A Greater Music is the first in a line of steady and much-anticipated releases by Bae Suah from key indie presses (this one published by Open Letter). Building off of the interest of 2016 Best Translated Book Award longlist nominee. . .
The dislocation of individuals from the countries of their birth has long been a common theme in contemporary literature. These two short novels recently translated into English appear firmly rooted in this tradition of ex-pat literature, but their authors eschew. . .
In Melancholy, Hungarian author, critic, and art theorist László Földényi presents a panorama of more than two thousand years of Western historical and cultural perspectives on the human condition known as melancholia. In nine chapters, Földényi contrasts the hero worship. . .
Pascal Quignard’s __The Hatred of Music_ is the densest, most arcane, most complex book I’ve read in ages. It’s also a book that covers a topic so basic, so universal—almost primordial—that just about any reader will be perversely thrilled by. . .
In Gustave Flaubert’s Madame Bovary, Flaubert attempted to highlight the ordinary, tired, and often crass nature of common expressions by italicising them within the text. When Charles, Emma Bovary’s mediocre husband, expresses himself in a manner akin to that of. . .
Eliot Weinberger takes big strides across literary history in his genuinely breathtaking short work, 19 Ways of Looking at Wang Wei, tracking translations of a short ancient Chinese poem from the publication of Ezra Pound’s Cathay in 1915 to Gary. . .

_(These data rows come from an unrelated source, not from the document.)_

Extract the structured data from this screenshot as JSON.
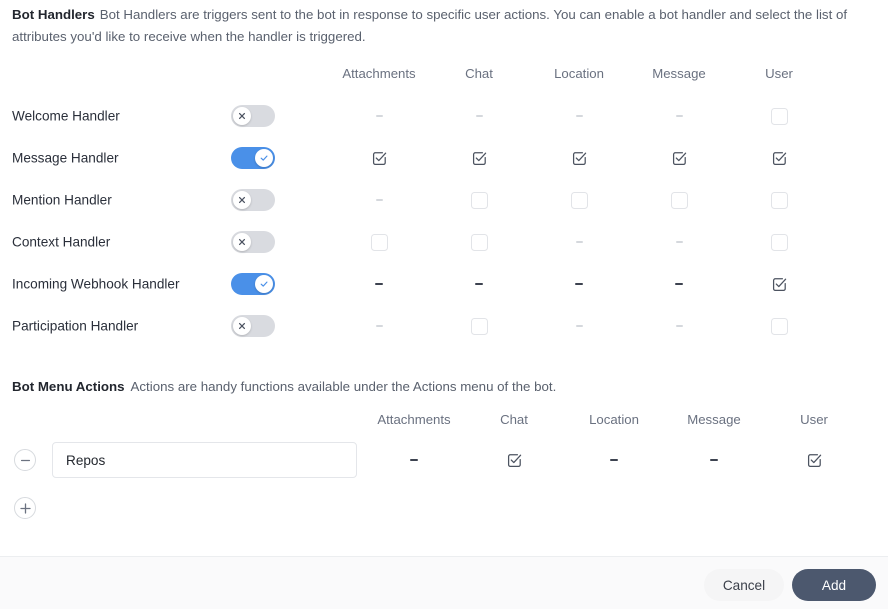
{
  "handlers_section": {
    "title": "Bot Handlers",
    "description": "Bot Handlers are triggers sent to the bot in response to specific user actions. You can enable a bot handler and select the list of attributes you'd like to receive when the handler is triggered.",
    "columns": [
      "Attachments",
      "Chat",
      "Location",
      "Message",
      "User"
    ],
    "rows": [
      {
        "label": "Welcome Handler",
        "enabled": false,
        "cells": [
          "dash",
          "dash",
          "dash",
          "dash",
          "unchecked"
        ]
      },
      {
        "label": "Message Handler",
        "enabled": true,
        "cells": [
          "checked",
          "checked",
          "checked",
          "checked",
          "checked"
        ]
      },
      {
        "label": "Mention Handler",
        "enabled": false,
        "cells": [
          "dash",
          "unchecked",
          "unchecked",
          "unchecked",
          "unchecked"
        ]
      },
      {
        "label": "Context Handler",
        "enabled": false,
        "cells": [
          "unchecked",
          "unchecked",
          "dash",
          "dash",
          "unchecked"
        ]
      },
      {
        "label": "Incoming Webhook Handler",
        "enabled": true,
        "cells": [
          "dash-dark",
          "dash-dark",
          "dash-dark",
          "dash-dark",
          "checked"
        ]
      },
      {
        "label": "Participation Handler",
        "enabled": false,
        "cells": [
          "dash",
          "unchecked",
          "dash",
          "dash",
          "unchecked"
        ]
      }
    ]
  },
  "actions_section": {
    "title": "Bot Menu Actions",
    "description": "Actions are handy functions available under the Actions menu of the bot.",
    "columns": [
      "Attachments",
      "Chat",
      "Location",
      "Message",
      "User"
    ],
    "rows": [
      {
        "value": "Repos",
        "placeholder": "",
        "cells": [
          "dash-dark",
          "checked",
          "dash-dark",
          "dash-dark",
          "checked"
        ]
      }
    ],
    "remove_icon": "minus-icon",
    "add_icon": "plus-icon"
  },
  "footer": {
    "cancel_label": "Cancel",
    "add_label": "Add"
  },
  "colors": {
    "toggle_on": "#4a90e8",
    "toggle_off": "#d9dbe0",
    "primary_button": "#4c586e",
    "text": "#2a2f3a",
    "muted": "#6a7180"
  }
}
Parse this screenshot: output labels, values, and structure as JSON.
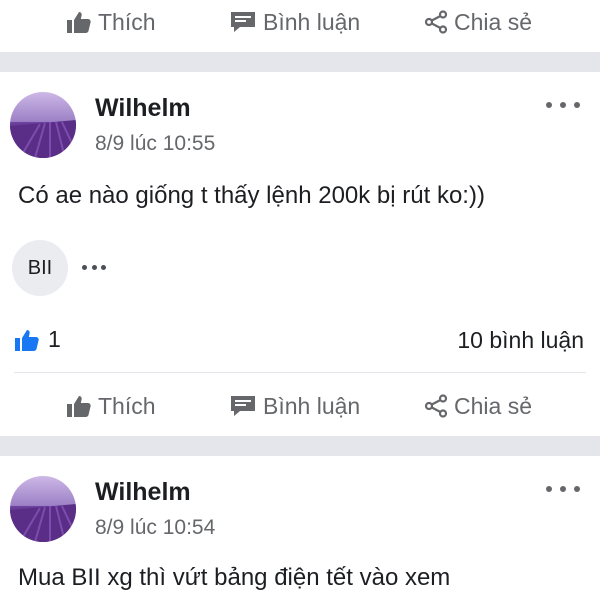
{
  "top_actions": {
    "like": "Thích",
    "comment": "Bình luận",
    "share": "Chia sẻ"
  },
  "post1": {
    "author": "Wilhelm",
    "time": "8/9 lúc 10:55",
    "text": "Có ae nào giống t thấy lệnh 200k bị rút ko:))",
    "tag": "BII",
    "like_count": "1",
    "comment_count": "10 bình luận",
    "actions": {
      "like": "Thích",
      "comment": "Bình luận",
      "share": "Chia sẻ"
    }
  },
  "post2": {
    "author": "Wilhelm",
    "time": "8/9 lúc 10:54",
    "text": "Mua BII xg thì vứt bảng điện tết vào xem"
  },
  "colors": {
    "like_blue": "#1877f2",
    "muted": "#65676b",
    "separator": "#e4e6eb"
  },
  "icons": [
    "thumbs-up-icon",
    "comment-icon",
    "share-icon",
    "more-dots-icon",
    "like-badge-icon"
  ]
}
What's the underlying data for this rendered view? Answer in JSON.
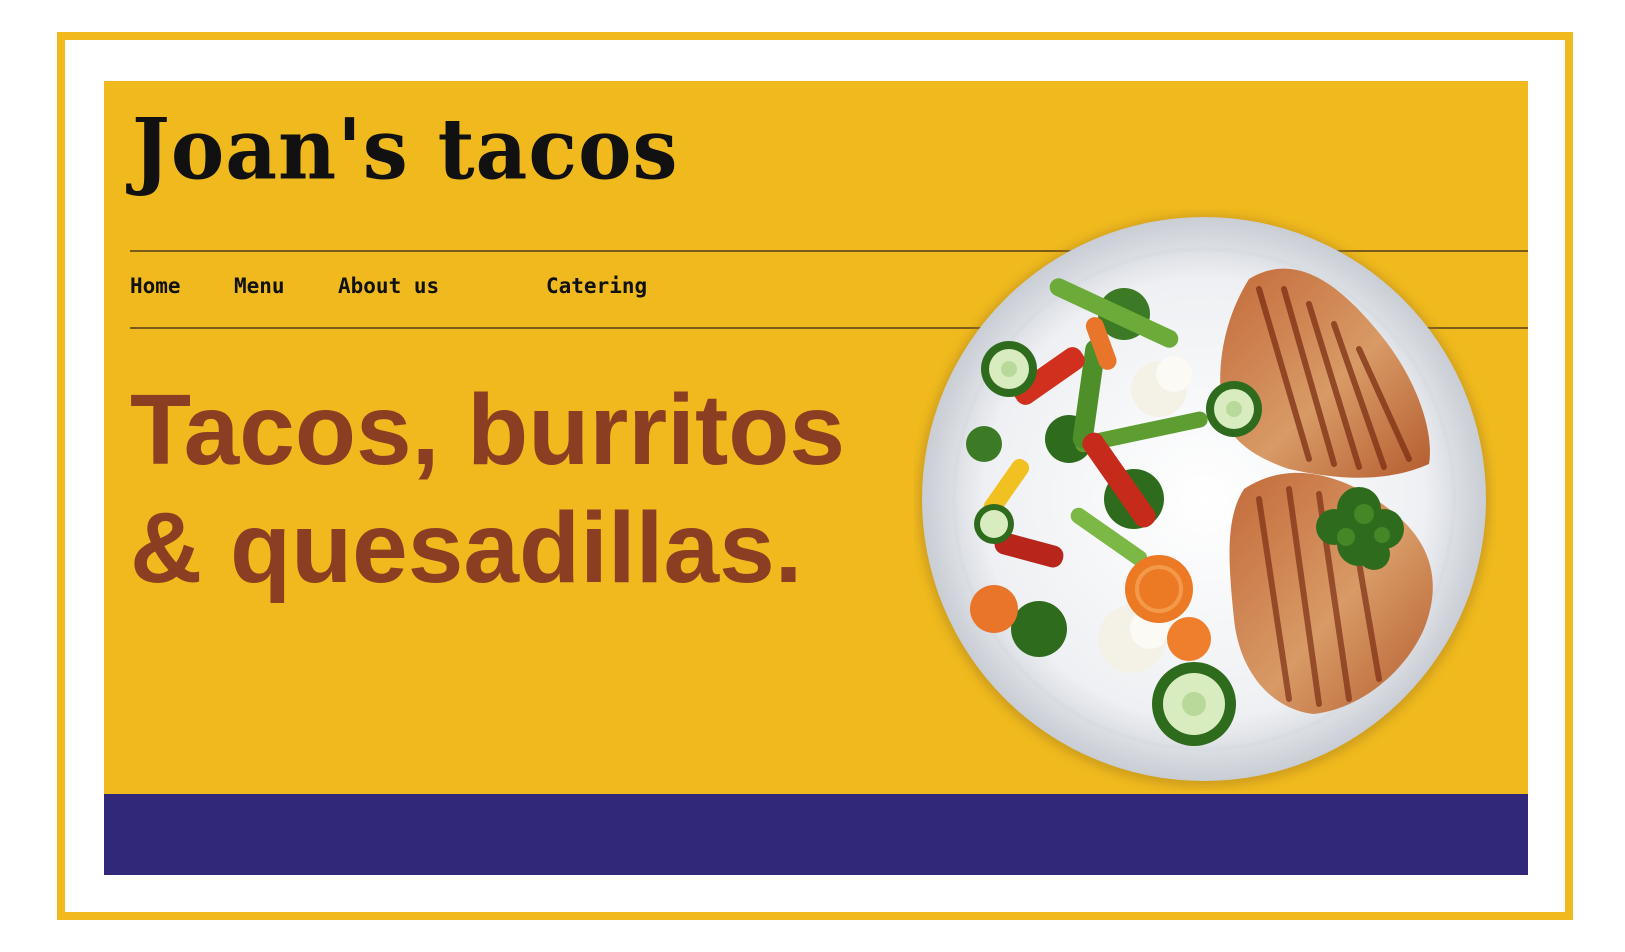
{
  "site": {
    "brand": "Joan's tacos",
    "nav": [
      {
        "label": "Home"
      },
      {
        "label": "Menu"
      },
      {
        "label": "About us"
      },
      {
        "label": "Catering"
      }
    ],
    "hero": {
      "headline_line1": "Tacos, burritos",
      "headline_line2": "& quesadillas.",
      "image": "grilled-fish-and-vegetables-plate"
    }
  },
  "colors": {
    "frame": "#F0BA1E",
    "background": "#F0BA1E",
    "headline": "#8B3E22",
    "footer": "#31287A",
    "text": "#111111"
  }
}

Prose translators will likely disagree, but I believe translating poetry requires a significant level of talent, a commitment to the text, and near mania, all of which suggests that the undertaking is the greatest possible challenge. The task is to. . .